Nevertheless, my question is still valid. Why Set new will give me an internal
array of 5 elements while Set new: 1 will give me an internal array of 7
Shouldn’t Set new give an internal of 7 elements as it looks like the minimal
array size for a set?
Also I would expect Set new: 0 to give me an empty internal array. It
explicitly ask an empty Set. A further call to #add: will increase its size as
> Le 1 déc. 2016 à 13:25, Henrik Nergaard <henrik.nerga...@uia.no> a écrit :
> Hashed collections keep a portion of the available memory empty (usually 25%)
> as a partition mechanism to increase lookup speed.
> “Normal array”
> | col |
> col := Smalltalk allClassesAndTraits asArray.
> [ col includes: 8; includes: Morph ] bench. "'366.853 per second'"
> “Normal set ~75% load”
> | set |
> set := Smalltalk allClassesAndTraits asSet.
> [ set includes: 8; includes: Morph ] bench. "'4,700,967 per second'"
> “Set forced to have ~100% load”
> | array fullLoadSet |
> array := Smalltalk allClassesAndTraits asSet asArray , #(nil).
> fullLoadSet:= Set basicNew.
> instVarNamed: #array put: array;
> instVarNamed: #tally put: array size.
> [ fullLoadSet includes: 8; includes: Morph ] bench. "'215.157 per second'"
> Best regards,
> From: Pharo-dev [mailto:pharo-dev-boun...@lists.pharo.org] On Behalf Of
> Christophe Demarey
> Sent: Thursday, December 1, 2016 11:49 AM
> To: Pharo Development List <firstname.lastname@example.org>
> Subject: [Pharo-dev] Set internal array size
> I just discovered a funny thing.
> If you create a Set with Set new, you will get a Set with an internal array
> of 5 elements (hardcoded in Set class>>#new).
> If you ask explicitly a Set for one or no element: Set new: 0 (or a number
> between 0 and 5), you will get an internal array of 7 elements.

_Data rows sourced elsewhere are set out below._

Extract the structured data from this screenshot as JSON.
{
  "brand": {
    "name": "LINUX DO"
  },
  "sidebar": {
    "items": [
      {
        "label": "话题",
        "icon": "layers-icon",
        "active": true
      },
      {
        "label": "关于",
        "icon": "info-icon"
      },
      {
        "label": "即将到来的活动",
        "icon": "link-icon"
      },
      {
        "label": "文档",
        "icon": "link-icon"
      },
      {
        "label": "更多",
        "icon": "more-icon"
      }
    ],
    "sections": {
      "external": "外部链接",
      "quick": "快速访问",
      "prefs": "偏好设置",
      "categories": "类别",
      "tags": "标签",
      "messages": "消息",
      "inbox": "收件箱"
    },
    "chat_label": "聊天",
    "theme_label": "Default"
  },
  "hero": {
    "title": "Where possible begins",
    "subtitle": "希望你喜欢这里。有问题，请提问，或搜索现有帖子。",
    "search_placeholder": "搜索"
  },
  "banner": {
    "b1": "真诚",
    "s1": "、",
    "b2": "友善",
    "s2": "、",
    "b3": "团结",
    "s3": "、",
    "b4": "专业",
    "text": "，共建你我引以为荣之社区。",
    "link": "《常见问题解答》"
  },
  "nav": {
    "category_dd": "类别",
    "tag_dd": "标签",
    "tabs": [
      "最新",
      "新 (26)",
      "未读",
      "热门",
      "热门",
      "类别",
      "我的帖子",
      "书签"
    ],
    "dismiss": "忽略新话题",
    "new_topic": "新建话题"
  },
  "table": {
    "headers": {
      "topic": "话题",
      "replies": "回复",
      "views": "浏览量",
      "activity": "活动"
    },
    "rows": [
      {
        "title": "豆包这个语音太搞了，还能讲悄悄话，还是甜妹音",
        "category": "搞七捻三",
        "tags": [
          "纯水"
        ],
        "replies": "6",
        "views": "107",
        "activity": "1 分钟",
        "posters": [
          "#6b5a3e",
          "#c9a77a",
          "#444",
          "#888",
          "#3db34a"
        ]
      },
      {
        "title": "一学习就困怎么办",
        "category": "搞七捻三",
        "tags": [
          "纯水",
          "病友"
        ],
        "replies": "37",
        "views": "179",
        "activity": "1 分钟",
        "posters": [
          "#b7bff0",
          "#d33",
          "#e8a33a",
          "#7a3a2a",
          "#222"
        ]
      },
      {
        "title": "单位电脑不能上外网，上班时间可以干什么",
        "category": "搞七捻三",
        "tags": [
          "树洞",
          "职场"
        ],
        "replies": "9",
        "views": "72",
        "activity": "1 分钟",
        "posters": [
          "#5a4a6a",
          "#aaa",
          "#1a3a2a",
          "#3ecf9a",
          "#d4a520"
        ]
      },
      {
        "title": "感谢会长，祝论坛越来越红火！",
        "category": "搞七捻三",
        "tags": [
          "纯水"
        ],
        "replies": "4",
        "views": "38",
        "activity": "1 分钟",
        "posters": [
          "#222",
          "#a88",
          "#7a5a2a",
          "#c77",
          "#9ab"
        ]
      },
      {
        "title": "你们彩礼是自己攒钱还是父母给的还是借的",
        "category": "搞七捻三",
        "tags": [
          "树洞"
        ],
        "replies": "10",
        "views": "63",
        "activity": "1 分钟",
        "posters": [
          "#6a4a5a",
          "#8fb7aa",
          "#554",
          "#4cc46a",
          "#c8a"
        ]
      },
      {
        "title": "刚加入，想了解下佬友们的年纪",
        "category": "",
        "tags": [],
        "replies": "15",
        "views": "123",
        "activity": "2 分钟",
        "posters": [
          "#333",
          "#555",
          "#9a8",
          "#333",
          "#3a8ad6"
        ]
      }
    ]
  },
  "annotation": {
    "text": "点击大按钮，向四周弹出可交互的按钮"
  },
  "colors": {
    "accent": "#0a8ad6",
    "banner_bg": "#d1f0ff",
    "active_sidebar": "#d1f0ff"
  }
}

> This behavior is a bit strange. Either we always need at least 7 elements and
> we need to update Set class>>#new, either the method Set class>>#sizeFor:
> should be updated.